This is a debate that I welcome. ... That's what democracy is about.
Do you believe the president? Do you trust that Obama and his intelligence team tell the truth about the processes behind two secret intelligence-gathering programs leaked earlier this month by Edward Snowden, a former contractor at the National Security Agency?
Trust is vital. As former White House privacy counselor Peter Swire points out in an interview with Information Security Media Group, the United States has a long history of abusing intelligence gathering, including FBI Director J. Edgar Hoover monitoring Dr. Martin Luther King, Vietnam War protestors and one-third of the delegates to the 1968 Democratic National Convention [see NSA Leak: Lessons for CISOs, CPOs]. Indeed, the law that governs today's intelligence-gathering programs was an outgrowth of old abuses of intelligence gathering by the CIA, FBI and NSA.
A Different Type of Disservice
Snowden's unauthorized disclosures did the administration a disservice - not because he broke his oath and revealed government top secrets [that's not what I'm addressing here], but because he showed the Obama administration was not as transparent as it should be.
One of the programs Snowden divulged involves querying databases of what basically consists of the same information found in your phone bills. The other program, known as PRISM, involves U.S. intelligence agencies collecting Internet communications, such as e-mails and social media postings of non-Americans overseas. Both programs are aimed at connecting the dots in trying to identify potential terrorists - a worthy goal.
Obama, NSA Director Gen. Keith Alexander and others in the intelligence community and Congress contend that Snowden's revelations damage the security of the United States and others nations and endanger the safety of their citizens.
But the terrorists likely believe the United States already reads their e-mails, monitor their phone calls and intercepts their Internet communications. If that's the case, why keep the programs secret?
Avoid the Ruckus
If the Obama administration and intelligence community had made the existence of these programs public before the leak, and on their own terms, all the fuss and misinformation about the programs never would have materialized, and Americans would be more trustful of their leaders.
Think about it: Would there be much ruckus if Americans knew that of the millions of possible phone numbers available for the government to search, the NSA queried fewer than 300 of them, as NSA Deputy Director Chris Inglis told lawmakers earlier this week? It would be perceived by many as much ado about nothing. I take Inglis at his word, yet by discussing these programs only after being forced to by the Snowden leaks raises concerns about the lack of transparency.

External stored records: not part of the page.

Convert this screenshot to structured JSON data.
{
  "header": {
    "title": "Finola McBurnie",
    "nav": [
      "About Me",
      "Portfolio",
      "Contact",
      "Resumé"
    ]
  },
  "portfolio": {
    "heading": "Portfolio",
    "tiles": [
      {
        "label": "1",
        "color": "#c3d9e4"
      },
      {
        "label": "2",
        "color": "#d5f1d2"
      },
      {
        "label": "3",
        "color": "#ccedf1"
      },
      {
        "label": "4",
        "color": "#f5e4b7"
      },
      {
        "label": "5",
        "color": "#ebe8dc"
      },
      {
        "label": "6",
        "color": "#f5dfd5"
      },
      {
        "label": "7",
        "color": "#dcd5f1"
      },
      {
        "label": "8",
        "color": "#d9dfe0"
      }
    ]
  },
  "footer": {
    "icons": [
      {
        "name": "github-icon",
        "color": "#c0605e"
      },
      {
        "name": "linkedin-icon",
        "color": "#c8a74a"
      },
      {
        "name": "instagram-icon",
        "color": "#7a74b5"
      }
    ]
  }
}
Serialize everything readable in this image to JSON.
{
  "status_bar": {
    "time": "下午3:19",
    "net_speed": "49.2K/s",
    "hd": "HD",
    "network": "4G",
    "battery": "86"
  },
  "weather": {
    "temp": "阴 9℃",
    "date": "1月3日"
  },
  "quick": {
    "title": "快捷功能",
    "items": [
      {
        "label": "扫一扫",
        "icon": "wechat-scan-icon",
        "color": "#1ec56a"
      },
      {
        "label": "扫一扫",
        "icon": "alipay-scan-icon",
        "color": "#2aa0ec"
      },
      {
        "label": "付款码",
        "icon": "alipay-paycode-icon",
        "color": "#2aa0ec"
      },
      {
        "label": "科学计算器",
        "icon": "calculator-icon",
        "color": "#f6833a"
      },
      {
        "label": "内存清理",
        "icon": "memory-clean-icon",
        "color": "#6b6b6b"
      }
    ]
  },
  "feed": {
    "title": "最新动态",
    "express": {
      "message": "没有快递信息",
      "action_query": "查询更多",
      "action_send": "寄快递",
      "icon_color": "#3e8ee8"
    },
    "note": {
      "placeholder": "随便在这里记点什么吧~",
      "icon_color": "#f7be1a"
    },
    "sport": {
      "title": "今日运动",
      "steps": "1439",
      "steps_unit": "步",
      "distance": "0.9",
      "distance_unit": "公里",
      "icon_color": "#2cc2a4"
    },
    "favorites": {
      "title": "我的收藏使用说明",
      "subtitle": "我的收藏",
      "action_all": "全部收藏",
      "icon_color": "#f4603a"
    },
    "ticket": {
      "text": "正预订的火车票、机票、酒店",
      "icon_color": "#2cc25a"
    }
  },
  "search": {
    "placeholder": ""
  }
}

Much of what occurs in these programs is unseen, such as orders to intercept potential terrorists' Internet communications issued by the secret Federal Intelligence Surveillance Court. That makes sense; we don't want terrorists to learn of the government activities aimed at identifying and capturing them. But such secrecy raises suspicions with the public, and that's not good for creating trust. More transparency that reveals the existence of these programs without providing many of the details will help build that trust.
It's encouraging that the president said he wants to seek ways to declassify more information about these programs without compromising their effectiveness. "This is a debate that I welcome," Obama said, referring to programs that amass information about telephone and Internet communications of individuals. "That's what democracy is about, and I'm confident that we can strike this right balance, keep our people safe, but also preserve our civil liberties even in this Internet age."
Let's hope that this debate will make the administration and the intelligence community more transparent about the ways they collect information about citizens, which, in turn, will build trust, without sacrificing the essential top-secret programs essential to identify terrorists and keep us safe.